  • More Anchor Homes, Anchor Teams, and Anchor Leaders
  • Rescue vehicles – one that gets good gas mileage and another to relocate girls (SUV size)
  • Ranch Property for triage
  • durable backpacks and duffle bags
  • new clothes: sweats/yoga pants, flip flops (various), socks, undergarments (various sizes), and pajamas
  • beautiful NLT Bibles highlighted with your favorite verses (not paperback)
  • journals, pens, notebooks
  • Jesus Calling devotionals
  • blankets – Life Comfort blankets, pillows, stuffed animals (teddy bears are popular)
  • toiletries: shampoo, conditioner, good razor (not disposable), soap, body wash, lotions, hair product (all types of ethnicity), makeup, tampons/pads, nail polish, face wash & lotion, toothbrush, toothpaste, Chapstick, and deodorant
  • gift cards: $25 and up Wal-Mart, Target, grocery (these ensure that wherever we move a girl that one of these stores will be near them)
  • gas cards
  • airline miles donated
  • volunteers: Fundraiser, Coordinator, mentors, Anchor Team leaders, grant writers, first responders, media, graphic, and case management
  • Legal counsel for our girls
  • financial support

Local Events

Posted: March 10, 2016 in Getting Involved, Volunteer
Tags:
 Men Standing Against Trafficking

“Human Trafficking is happening here in our own backyards.  As the men of Southern California, we’re not willing to let it continue.  Stand up for the voiceless.  Stand against the abusers. Stand together as protectors of the innocent. Stand. It’s that simple.”

They meet the 18th of each month at trafficking hotspots across LA and Orange County.

Together, they stand from 9 pm-10:18 pm.  One hour and 18 minutes of silent witness. Please arrive by 8:30p for a quick orientation and overview.

  • 8:00-8:30 Arrive, find parking, check in, sign banner & get event T-shirt (if desired)
  • 8:30 Quick orientation
  • 9:00-10:18 Stand at designated location
  • Walk back to cars and go home

50% of the proceeds will support local anti-trafficking efforts, 50% will support the regional fight.

Wear a white shirt and jeans to demonstrate your solidarity. While they prefer advanced RSVP’s for planning purposes you are welcome to just show up on the night of as well if you are able! Event t-shirts will be available for purchase at the event.

#timetocare

*event is open only to men 18 and over

register at http://www.care18.org/msat

A21 Walk For Freedom

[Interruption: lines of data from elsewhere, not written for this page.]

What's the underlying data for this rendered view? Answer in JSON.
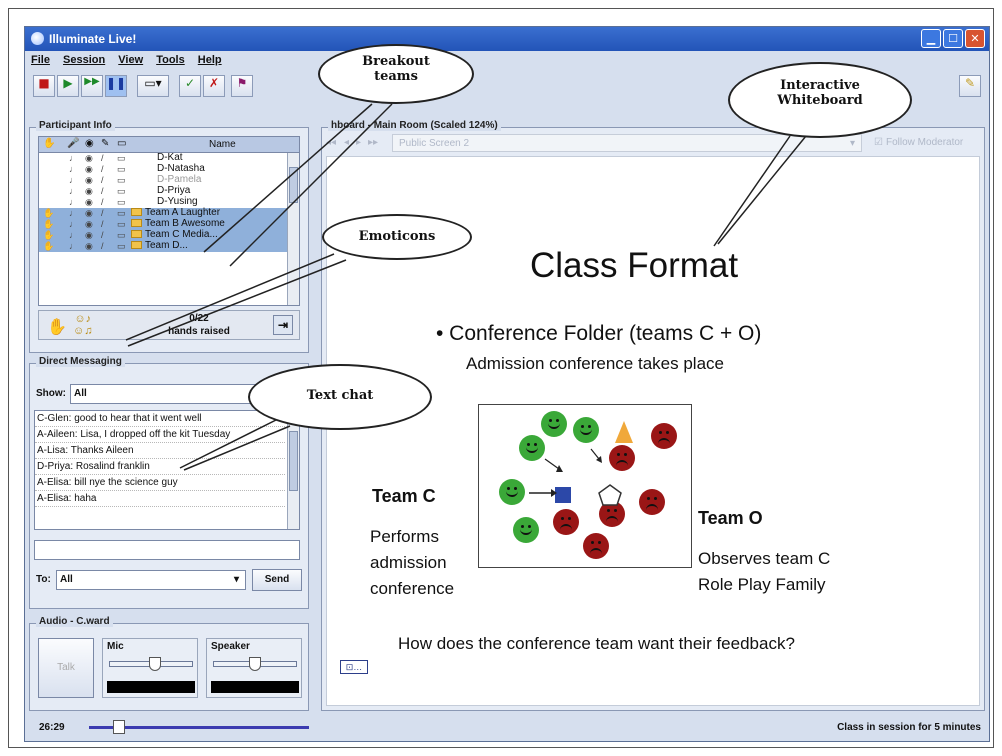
{
  "app": {
    "title": "Illuminate Live!",
    "menus": [
      "File",
      "Session",
      "View",
      "Tools",
      "Help"
    ]
  },
  "participant_info": {
    "title": "Participant Info",
    "column_name": "Name",
    "rows": [
      {
        "name": "D-Kat",
        "type": "person"
      },
      {
        "name": "D-Natasha",
        "type": "person"
      },
      {
        "name": "D-Pamela",
        "type": "person"
      },
      {
        "name": "D-Priya",
        "type": "person"
      },
      {
        "name": "D-Yusing",
        "type": "person"
      },
      {
        "name": "Team A Laughter",
        "type": "team"
      },
      {
        "name": "Team B Awesome",
        "type": "team"
      },
      {
        "name": "Team C Media...",
        "type": "team"
      },
      {
        "name": "Team D...",
        "type": "team"
      }
    ],
    "hands_count": "0/22",
    "hands_label": "hands raised"
  },
  "direct_messaging": {
    "title": "Direct Messaging",
    "show_label": "Show:",
    "show_value": "All",
    "messages": [
      "C-Glen: good to hear that it went well",
      "A-Aileen: Lisa, I dropped off the kit Tuesday",
      "A-Lisa: Thanks Aileen",
      "D-Priya: Rosalind franklin",
      "A-Elisa: bill nye the science guy",
      "A-Elisa: haha"
    ],
    "to_label": "To:",
    "to_value": "All",
    "send_label": "Send"
  },
  "audio": {
    "title": "Audio - C.ward",
    "talk_label": "Talk",
    "mic_label": "Mic",
    "speaker_label": "Speaker",
    "mic_level": 0.55,
    "speaker_level": 0.5
  },
  "whiteboard": {
    "title": "hboard - Main Room (Scaled 124%)",
    "screen_name": "Public Screen 2",
    "follow_label": "Follow Moderator",
    "heading": "Class Format",
    "bullet": "• Conference Folder (teams C + O)",
    "sub": "Admission conference takes place",
    "team_c": "Team C",
    "team_c_desc": [
      "Performs",
      "admission",
      "conference"
    ],
    "team_o": "Team O",
    "team_o_desc": [
      "Observes team C",
      "Role Play Family"
    ],
    "question": "How does the conference team want their feedback?"
  },
  "callouts": {
    "breakout": [
      "Breakout",
      "teams"
    ],
    "whiteboard": [
      "Interactive",
      "Whiteboard"
    ],
    "emoticons": "Emoticons",
    "textchat": "Text chat"
  },
  "status": {
    "time": "26:29",
    "session": "Class in session for 5 minutes"
  }
}
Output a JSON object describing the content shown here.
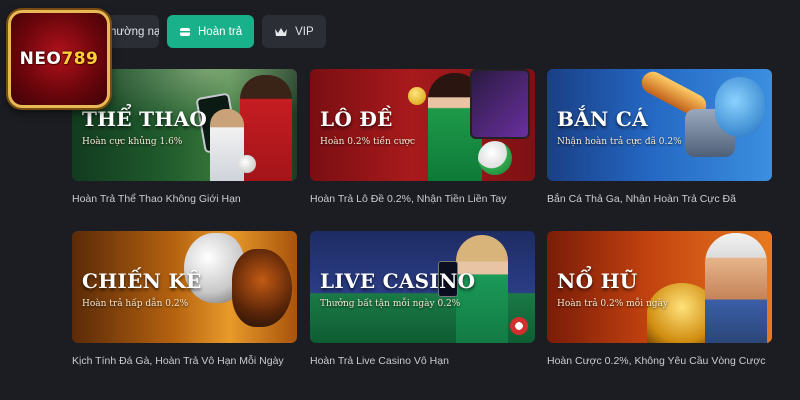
{
  "logo": {
    "text_a": "NEO",
    "text_b": "789"
  },
  "tabs": [
    {
      "label": "hường nạp",
      "icon": "gift-icon",
      "active": false
    },
    {
      "label": "Hoàn trả",
      "icon": "refund-icon",
      "active": true
    },
    {
      "label": "VIP",
      "icon": "crown-icon",
      "active": false
    }
  ],
  "colors": {
    "background": "#1b1d22",
    "accent": "#18b189",
    "tab_bg": "#2b2e35"
  },
  "cards": [
    {
      "title": "THỂ THAO",
      "subtitle": "Hoàn cực khủng 1.6%",
      "caption": "Hoàn Trả Thể Thao Không Giới Hạn"
    },
    {
      "title": "LÔ ĐỀ",
      "subtitle": "Hoàn 0.2% tiền cược",
      "caption": "Hoàn Trả Lô Đề 0.2%, Nhận Tiền Liền Tay"
    },
    {
      "title": "BẮN CÁ",
      "subtitle": "Nhận hoàn trả cực đã 0.2%",
      "caption": "Bắn Cá Thả Ga, Nhận Hoàn Trả Cực Đã"
    },
    {
      "title": "CHIẾN KÊ",
      "subtitle": "Hoàn trả hấp dẫn 0.2%",
      "caption": "Kịch Tính Đá Gà, Hoàn Trả Vô Hạn Mỗi Ngày"
    },
    {
      "title": "LIVE CASINO",
      "subtitle": "Thưởng bất tận mỗi ngày 0.2%",
      "caption": "Hoàn Trả Live Casino Vô Hạn"
    },
    {
      "title": "NỔ HŨ",
      "subtitle": "Hoàn trả 0.2% mỗi ngày",
      "caption": "Hoàn Cược 0.2%, Không Yêu Cầu Vòng Cược"
    }
  ]
}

The #WalkForFreedom is a collective effort to heighten awareness of modern-day slavery and raise funds to take us one step closer to ending human trafficking in our lifetime. The Walk For Freedom made its way around the world on October 17, shedding light on the 27 million men, women and children who are still in bondage. When we join forces in one single day, we not only catch the attention of our cities, but we combine our efforts to have a global impact.

The 3rd annual event will take place on October 15, 2016. Mark you calendar.

For more information or to find a walk near you, visit the A21 website.

http://www.a21.org/campaigns/content/walk-for-freedom/gl4ukp?permcode=gl4ukp